  1. Great idea! I love the pattern on the rugs you chose as well. It’s the perfect way to fake a carpet for under the dining room table. I bet hardly anyone will even notice the seam.

  2. brilliant idea, seriously why are rugs so damn expensive?? Carpet tape is great we tried the paint your concrete floors it was dreadful, a large carpet off cut is currently taped down until we have the $$$ to get floor boards. The carpet hasn’t moved in spite of my 5 kids tearing about in there.

  3. This truly is an ingenious idea!! I have wanted rugs in my apt. for years but they just cost so much. This tip is a passer on:). Also I’m going to IKEA this weekend:).

  4. I love this idea so clever!!! I’ve been looking at getting a large rug and they are just so expensive! great cost effective tip… Thank you

    1. It used to be a Garden Ridge down near me. That’s actually where I got the first rug, and I wanted something with better quality the second time around. You’re right that it’s a good place to find inexpensive rugs though.

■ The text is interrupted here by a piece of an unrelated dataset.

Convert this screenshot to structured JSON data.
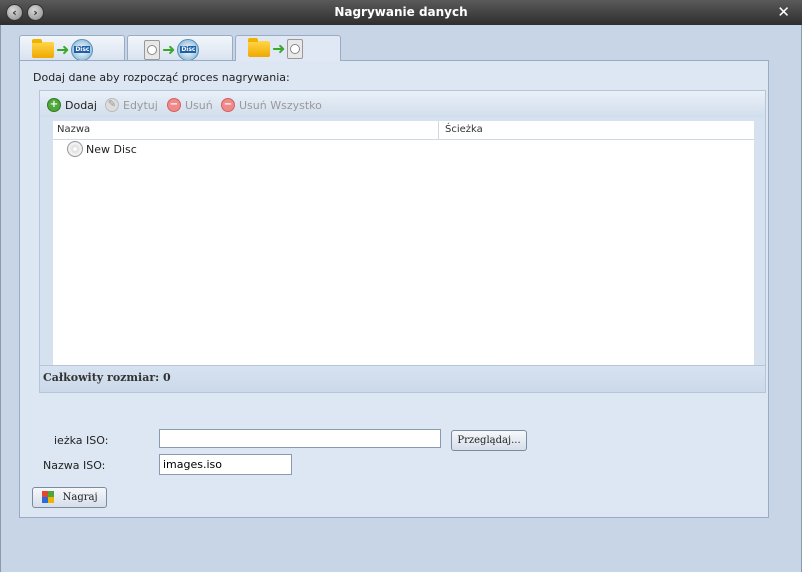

  5. One of the most difficult things to achieve is creation of a a cost-effective decor and house interior solution that looks and feels as if the owner spared no expense in making something that they feel would genuinely represent their personality. I would say that 80% of the time (in reality – don’t ask me how I know), people start to find alternative solutions to make savings here and there… that’s what their homes look like in the end: “here and there”.

    Apart from using rugs with patterns that looked like anthill pathways, I like the idea of some “good-ol” tape to get fixes done when you forget to utilize measurements of the actual room to be worked.. Kudos! Of course if anything someone as pretty as you (or me – LoL) would probably have no need to ever worry about what other people would think of our floors when they will most probably just rather stare at our beautiful faces.

  6. Wow… that’s amazing idea.
    Looks like your room is finally looking like a dining room again. :D

  7. Nice Idea of joining single carpets into one. Apart from expense, this idea will also help in cleaning and washing of bigger rugs as it is easier to wash smaller rug then bigger.

  8. Great idea! If you are selling your house, this is a cost effective way to get your floors ready..

  9. Did you end up cutting the uneven ends of the rug, since one was slightly shorter than the other? Or did you not do anything to it? I couldn’t see it on the pictures you posted, is it noticeable?

    1. I didn’t wind up doing anything at all. I simply turned it so that the slight offset of the rug was toward the part of the room that would make it less noticeable (and cutting it would have been too much effort for me to be worth it). No one has ever noticed, and I don’t see it either!